Friday, May 12, 2017


President Trump’s Jones Act dilemma
(Ed.'s Note: Keppel-Amfels at the Port of Brownsville recently announced that it was diversifying its operations to include shipbuilding. It hopes to cash in on servicing offshore drilling platforms and hopes that President Donald Trump repeals exceptions to the Jones Act and require that ships operating in U.S. waters use American-built ship and American crews. Will the "America First" president give in to pressure from oil and gas lobbyists and keep the exceptions in place? Or will he stay true to his word and come down on the side of Americans, as he said repeatedly on the campaign trail? His decision is scheduled to be announced May 18.)

Excerpts from Houston Chronicle

"For years, international ships and crews have traveled in and out of the Gulf of Mexico to construct the offshore platforms and deep-sea pipelines that allow oil and gas thousands of feet below the surface of the ocean to get to market.

But now a long-running fight between U.S. energy and maritime companies about what work international crews can do under U.S. law has come to a head, forcing a decision from the Trump administration. At issue is whether to require offshore oil and gas drillers to shift work handled by international construction crews to domestic ones, something oil lobbyists warn could decimate deep-sea drilling in the Gulf.

For President Donald Trump, who has promised to both grow the domestic energy industry and preserve American jobs for American workers, finding a path forward is fraught with political pitfalls. Whatever decision he makes, he is bound to end up alienating one of his key constituencies.

Under a century-old law known as the Jones Act, only U.S.-owned vessels are allowed to perform such work within American waters. But over the decades U.S. customs officials made a series of exemptions, allowing oil and gas companies to employ foreign vessels to perform specific tasks such as moving the fluid that drillers use to lubricate wells between sites or laying down massive subsea equipment that can weigh hundreds of tons forward is fraught with political pitfalls. Whatever decision he makes, he is bound to end up alienating one of his key constituencies.

Then in 2009, former President Barack Obama ordered a review of those rules, setting off a panic in the offshore industry that gradually abated over the next eight years as no action was taken. Then, just days before leaving office, the Obama administration released a proposal that would repeal decades of U.S. Customs and Border Protection rulings that allowed the exemptions, forcing offshore oil companies to use U.S. ships and crews.

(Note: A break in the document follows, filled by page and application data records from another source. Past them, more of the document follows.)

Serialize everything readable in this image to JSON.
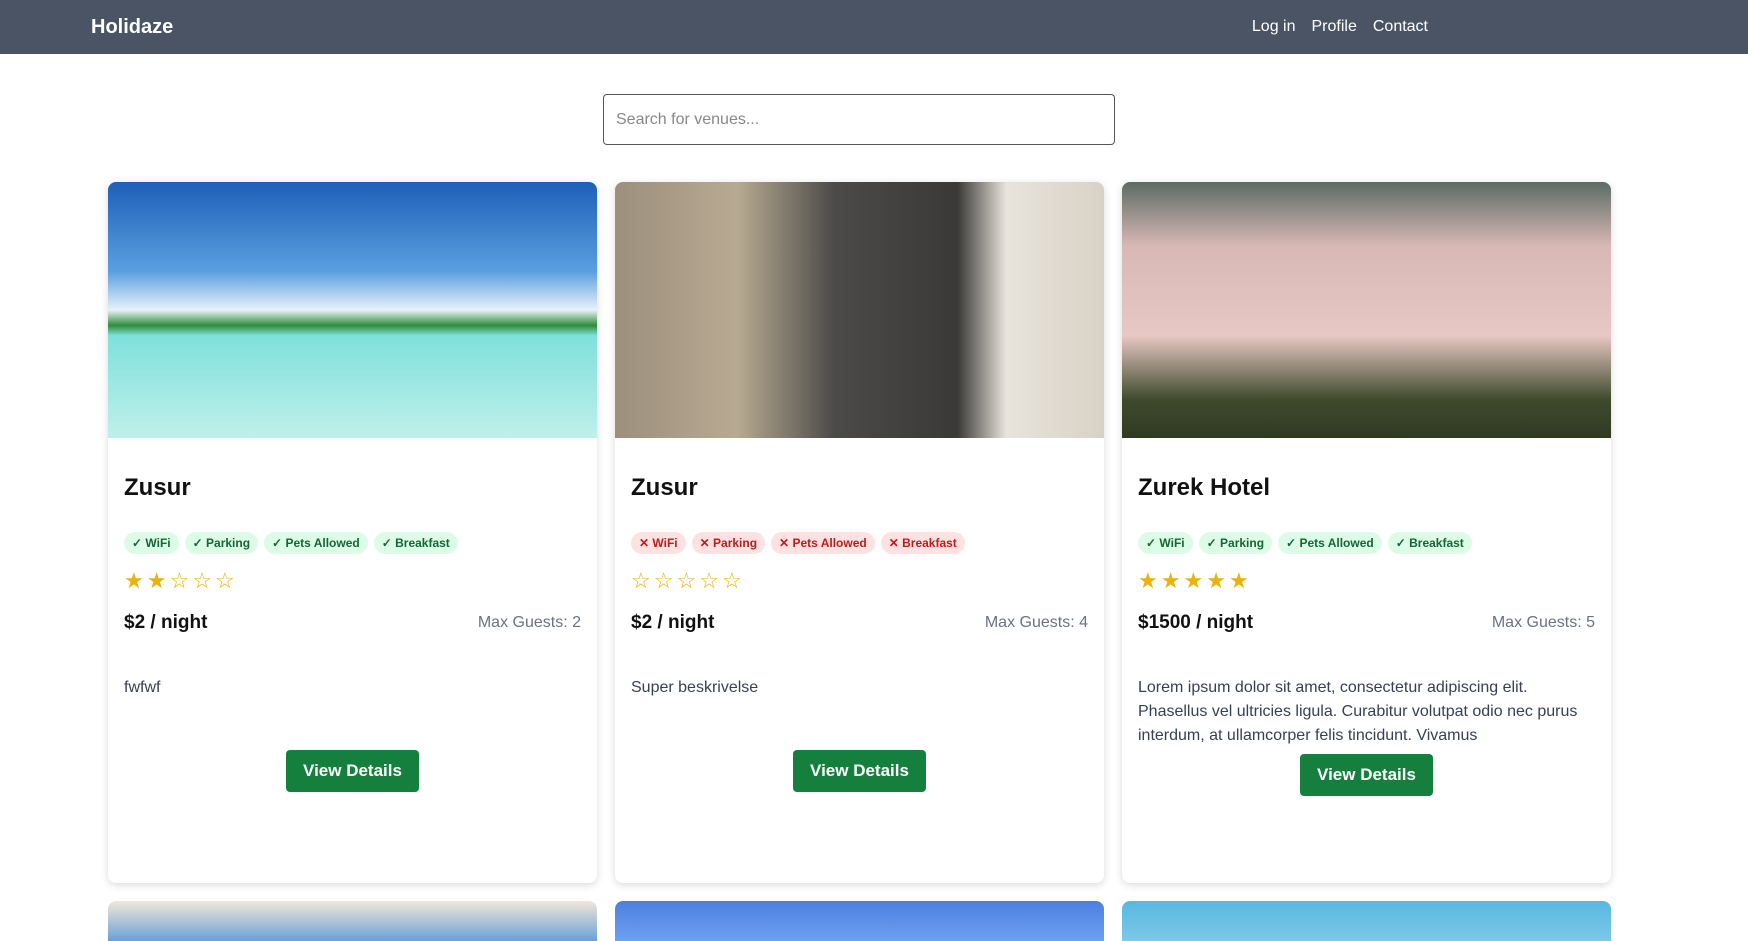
{
  "nav": {
    "brand": "Holidaze",
    "links": [
      "Log in",
      "Profile",
      "Contact"
    ]
  },
  "search": {
    "placeholder": "Search for venues...",
    "value": ""
  },
  "venues": [
    {
      "name": "Zusur",
      "amenities": [
        {
          "label": "WiFi",
          "ok": true
        },
        {
          "label": "Parking",
          "ok": true
        },
        {
          "label": "Pets Allowed",
          "ok": true
        },
        {
          "label": "Breakfast",
          "ok": true
        }
      ],
      "rating": 2,
      "price": "$2 / night",
      "guests": "Max Guests: 2",
      "description": "fwfwf",
      "button": "View Details"
    },
    {
      "name": "Zusur",
      "amenities": [
        {
          "label": "WiFi",
          "ok": false
        },
        {
          "label": "Parking",
          "ok": false
        },
        {
          "label": "Pets Allowed",
          "ok": false
        },
        {
          "label": "Breakfast",
          "ok": false
        }
      ],
      "rating": 0,
      "price": "$2 / night",
      "guests": "Max Guests: 4",
      "description": "Super beskrivelse",
      "button": "View Details"
    },
    {
      "name": "Zurek Hotel",
      "amenities": [
        {
          "label": "WiFi",
          "ok": true
        },
        {
          "label": "Parking",
          "ok": true
        },
        {
          "label": "Pets Allowed",
          "ok": true
        },
        {
          "label": "Breakfast",
          "ok": true
        }
      ],
      "rating": 5,
      "price": "$1500 / night",
      "guests": "Max Guests: 5",
      "description": "Lorem ipsum dolor sit amet, consectetur adipiscing elit. Phasellus vel ultricies ligula. Curabitur volutpat odio nec purus interdum, at ullamcorper felis tincidunt. Vivamus",
      "button": "View Details"
    }
  ]
}
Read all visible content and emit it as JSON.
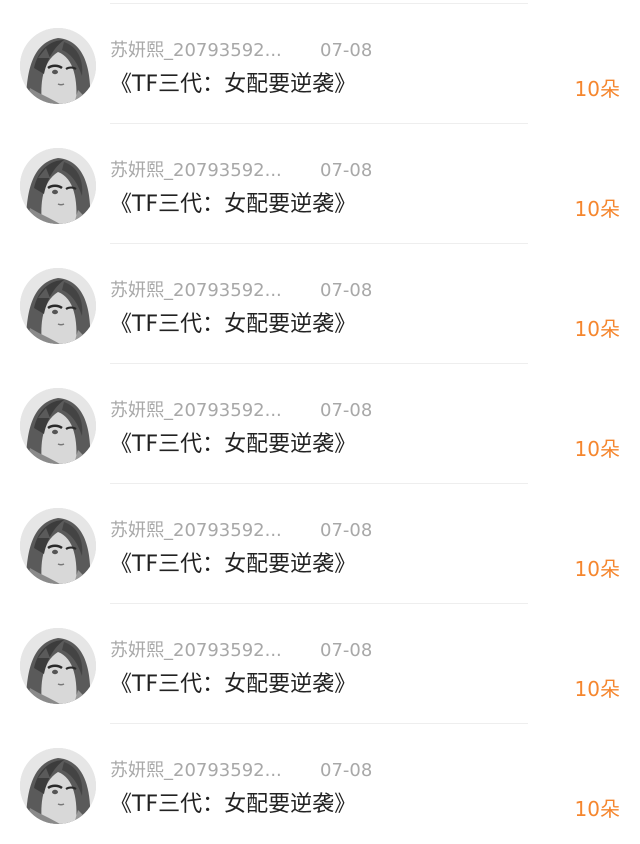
{
  "rows": [
    {
      "username": "苏妍熙_20793592...",
      "date": "07-08",
      "title": "《TF三代：女配要逆袭》",
      "amount": "10朵"
    },
    {
      "username": "苏妍熙_20793592...",
      "date": "07-08",
      "title": "《TF三代：女配要逆袭》",
      "amount": "10朵"
    },
    {
      "username": "苏妍熙_20793592...",
      "date": "07-08",
      "title": "《TF三代：女配要逆袭》",
      "amount": "10朵"
    },
    {
      "username": "苏妍熙_20793592...",
      "date": "07-08",
      "title": "《TF三代：女配要逆袭》",
      "amount": "10朵"
    },
    {
      "username": "苏妍熙_20793592...",
      "date": "07-08",
      "title": "《TF三代：女配要逆袭》",
      "amount": "10朵"
    },
    {
      "username": "苏妍熙_20793592...",
      "date": "07-08",
      "title": "《TF三代：女配要逆袭》",
      "amount": "10朵"
    },
    {
      "username": "苏妍熙_20793592...",
      "date": "07-08",
      "title": "《TF三代：女配要逆袭》",
      "amount": "10朵"
    }
  ],
  "colors": {
    "amount": "#f5862e",
    "meta_text": "#a8a8a8",
    "title_text": "#222222",
    "separator": "#eeeeee"
  },
  "icons": {
    "avatar": "anime-girl-avatar-grayscale"
  }
}
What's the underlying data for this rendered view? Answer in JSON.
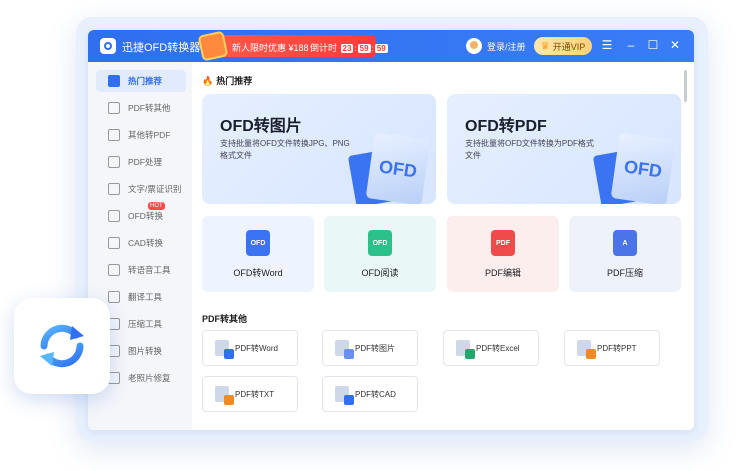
{
  "titlebar": {
    "app_name": "迅捷OFD转换器",
    "promo_text": "新人限时优惠 ¥188",
    "countdown_label": "倒计时",
    "countdown": [
      "23",
      "59",
      "59"
    ],
    "login_label": "登录/注册",
    "vip_label": "开通VIP"
  },
  "sidebar": {
    "items": [
      {
        "label": "热门推荐",
        "active": true
      },
      {
        "label": "PDF转其他"
      },
      {
        "label": "其他转PDF"
      },
      {
        "label": "PDF处理"
      },
      {
        "label": "文字/票证识别"
      },
      {
        "label": "OFD转换",
        "badge": "HOT"
      },
      {
        "label": "CAD转换"
      },
      {
        "label": "转语音工具"
      },
      {
        "label": "翻译工具"
      },
      {
        "label": "压缩工具"
      },
      {
        "label": "图片转换"
      },
      {
        "label": "老照片修复"
      }
    ]
  },
  "main": {
    "hot_title": "热门推荐",
    "big_cards": [
      {
        "title": "OFD转图片",
        "desc": "支持批量将OFD文件转换JPG、PNG格式文件",
        "doc_text": "OFD"
      },
      {
        "title": "OFD转PDF",
        "desc": "支持批量将OFD文件转换为PDF格式文件",
        "doc_text": "OFD"
      }
    ],
    "tools": [
      {
        "label": "OFD转Word",
        "bg": "#eef4ff",
        "icon_color": "#3b74f2",
        "icon_text": "OFD"
      },
      {
        "label": "OFD阅读",
        "bg": "#e9f7f6",
        "icon_color": "#2cc08a",
        "icon_text": "OFD"
      },
      {
        "label": "PDF编辑",
        "bg": "#fdeeee",
        "icon_color": "#ef4b4b",
        "icon_text": "PDF"
      },
      {
        "label": "PDF压缩",
        "bg": "#eef2fb",
        "icon_color": "#4b74e8",
        "icon_text": "A"
      }
    ],
    "pdf_section_title": "PDF转其他",
    "pdf_tools": [
      {
        "label": "PDF转Word",
        "badge_color": "#2f6ff0"
      },
      {
        "label": "PDF转图片",
        "badge_color": "#6a8ff0"
      },
      {
        "label": "PDF转Excel",
        "badge_color": "#22a86b"
      },
      {
        "label": "PDF转PPT",
        "badge_color": "#f08a24"
      },
      {
        "label": "PDF转TXT",
        "badge_color": "#f08a24"
      },
      {
        "label": "PDF转CAD",
        "badge_color": "#2f6ff0"
      }
    ]
  },
  "colors": {
    "accent": "#2f6ff0",
    "promo": "#ff3b3b",
    "vip": "#ffd27a"
  }
}
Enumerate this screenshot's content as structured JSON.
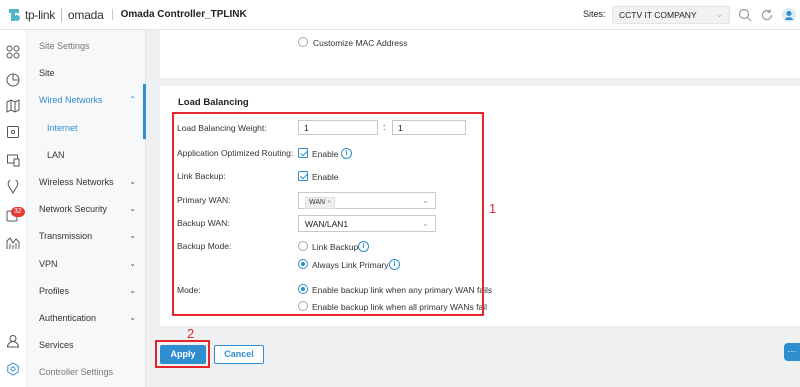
{
  "header": {
    "brand": "tp-link",
    "product": "omada",
    "controller_title": "Omada Controller_TPLINK",
    "sites_label": "Sites:",
    "site_selected": "CCTV IT COMPANY"
  },
  "icons": {
    "rail": [
      "dashboard-icon",
      "statistics-icon",
      "map-icon",
      "devices-icon",
      "clients-icon",
      "insight-icon",
      "logs-icon",
      "reports-icon",
      "account-icon",
      "settings-icon"
    ],
    "top": [
      "search-icon",
      "refresh-icon",
      "user-icon"
    ]
  },
  "rail": {
    "badge": "32"
  },
  "sidebar": {
    "items": [
      {
        "label": "Site Settings"
      },
      {
        "label": "Site"
      },
      {
        "label": "Wired Networks"
      },
      {
        "label": "Internet"
      },
      {
        "label": "LAN"
      },
      {
        "label": "Wireless Networks"
      },
      {
        "label": "Network Security"
      },
      {
        "label": "Transmission"
      },
      {
        "label": "VPN"
      },
      {
        "label": "Profiles"
      },
      {
        "label": "Authentication"
      },
      {
        "label": "Services"
      },
      {
        "label": "Controller Settings"
      }
    ]
  },
  "form": {
    "customize_mac": "Customize MAC Address",
    "section_title": "Load Balancing",
    "weight_label": "Load Balancing Weight:",
    "weight_a": "1",
    "weight_b": "1",
    "colon": ":",
    "app_routing_label": "Application Optimized Routing:",
    "app_routing_value": "Enable",
    "link_backup_label": "Link Backup:",
    "link_backup_value": "Enable",
    "primary_wan_label": "Primary WAN:",
    "primary_wan_tag": "WAN",
    "backup_wan_label": "Backup WAN:",
    "backup_wan_value": "WAN/LAN1",
    "backup_mode_label": "Backup Mode:",
    "backup_mode_opt1": "Link Backup",
    "backup_mode_opt2": "Always Link Primary",
    "mode_label": "Mode:",
    "mode_opt1": "Enable backup link when any primary WAN fails",
    "mode_opt2": "Enable backup link when all primary WANs fail"
  },
  "annotations": {
    "box1": "1",
    "box2": "2"
  },
  "actions": {
    "apply": "Apply",
    "cancel": "Cancel"
  },
  "colors": {
    "accent": "#2f8ecf",
    "annotation": "#e3262a"
  }
}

The White House did not respond to a request for comment, but a spokeswoman for U.S. Customs and Border Protection said the agency, which postponed a decision by two months to allow more time for public comment, is scheduled to rule by May 18.

In response, the U.S. oil and gas industry has undertaken a fierce lobbying campaign to block a repeal. The American Petroleum Institute recently released a study forecasting 30,000 job losses in this year alone, mostly in the Gulf region, and a 23 percent drop in U.S. oil and gas production by 2030.

Among the arguments used by U.S. maritime companies is that oil and gas drillers prefer international crews, which might be drawn from the less prosperous countries like the Philippines or Eastern Europe, because they are cheaper. Leatt, chief executive of the international maritime group, described that assertion as 'nice propaganda.'”


BobbyWC said...

The port and angels seem to be ahead of the curve. Also do not forget the steel issue on the table

Anonymous said...

It's all about money. International businesses like this depend on cheap labor. Let's hope any future drilling uses American labor, at American labor prices.

Anonymous said...

What freakin' "angels," BLIMP? Get a hold of your fat ass, BLIMPO. LOL!!!!